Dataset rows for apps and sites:
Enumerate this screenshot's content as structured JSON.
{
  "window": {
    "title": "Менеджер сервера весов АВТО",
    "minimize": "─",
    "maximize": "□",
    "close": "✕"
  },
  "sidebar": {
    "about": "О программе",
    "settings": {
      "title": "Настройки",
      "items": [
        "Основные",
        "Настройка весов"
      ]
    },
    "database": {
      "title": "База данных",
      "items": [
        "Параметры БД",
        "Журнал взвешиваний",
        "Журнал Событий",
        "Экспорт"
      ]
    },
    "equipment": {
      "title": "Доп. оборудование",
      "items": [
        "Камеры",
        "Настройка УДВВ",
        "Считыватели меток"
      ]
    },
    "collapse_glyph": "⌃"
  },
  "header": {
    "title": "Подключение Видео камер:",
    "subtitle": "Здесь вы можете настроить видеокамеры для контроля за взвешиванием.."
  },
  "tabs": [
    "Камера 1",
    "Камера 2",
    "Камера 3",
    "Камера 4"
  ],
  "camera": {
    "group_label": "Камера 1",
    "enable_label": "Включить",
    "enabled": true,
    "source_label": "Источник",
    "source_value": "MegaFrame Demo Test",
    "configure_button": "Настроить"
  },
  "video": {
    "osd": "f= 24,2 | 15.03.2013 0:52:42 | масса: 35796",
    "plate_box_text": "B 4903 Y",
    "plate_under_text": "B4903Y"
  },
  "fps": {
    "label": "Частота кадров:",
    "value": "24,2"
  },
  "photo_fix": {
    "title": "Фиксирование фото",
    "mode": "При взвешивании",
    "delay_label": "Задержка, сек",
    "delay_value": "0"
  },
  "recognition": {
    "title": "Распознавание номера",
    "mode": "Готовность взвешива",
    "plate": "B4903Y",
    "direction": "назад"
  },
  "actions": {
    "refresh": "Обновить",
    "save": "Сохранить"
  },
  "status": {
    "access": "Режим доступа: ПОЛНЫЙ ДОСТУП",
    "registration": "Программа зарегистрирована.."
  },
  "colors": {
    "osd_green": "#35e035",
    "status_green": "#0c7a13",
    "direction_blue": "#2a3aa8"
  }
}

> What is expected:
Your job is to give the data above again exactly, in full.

> Task response:
Enumerate this screenshot's content as structured JSON.
{
  "window": {
    "title": "Менеджер сервера весов АВТО",
    "minimize": "─",
    "maximize": "□",
    "close": "✕"
  },
  "sidebar": {
    "about": "О программе",
    "settings": {
      "title": "Настройки",
      "items": [
        "Основные",
        "Настройка весов"
      ]
    },
    "database": {
      "title": "База данных",
      "items": [
        "Параметры БД",
        "Журнал взвешиваний",
        "Журнал Событий",
        "Экспорт"
      ]
    },
    "equipment": {
      "title": "Доп. оборудование",
      "items": [
        "Камеры",
        "Настройка УДВВ",
        "Считыватели меток"
      ]
    },
    "collapse_glyph": "⌃"
  },
  "header": {
    "title": "Подключение Видео камер:",
    "subtitle": "Здесь вы можете настроить видеокамеры для контроля за взвешиванием.."
  },
  "tabs": [
    "Камера 1",
    "Камера 2",
    "Камера 3",
    "Камера 4"
  ],
  "camera": {
    "group_label": "Камера 1",
    "enable_label": "Включить",
    "enabled": true,
    "source_label": "Источник",
    "source_value": "MegaFrame Demo Test",
    "configure_button": "Настроить"
  },
  "video": {
    "osd": "f= 24,2 | 15.03.2013 0:52:42 | масса: 35796",
    "plate_box_text": "B 4903 Y",
    "plate_under_text": "B4903Y"
  },
  "fps": {
    "label": "Частота кадров:",
    "value": "24,2"
  },
  "photo_fix": {
    "title": "Фиксирование фото",
    "mode": "При взвешивании",
    "delay_label": "Задержка, сек",
    "delay_value": "0"
  },
  "recognition": {
    "title": "Распознавание номера",
    "mode": "Готовность взвешива",
    "plate": "B4903Y",
    "direction": "назад"
  },
  "actions": {
    "refresh": "Обновить",
    "save": "Сохранить"
  },
  "status": {
    "access": "Режим доступа: ПОЛНЫЙ ДОСТУП",
    "registration": "Программа зарегистрирована.."
  },
  "colors": {
    "osd_green": "#35e035",
    "status_green": "#0c7a13",
    "direction_blue": "#2a3aa8"
  }
}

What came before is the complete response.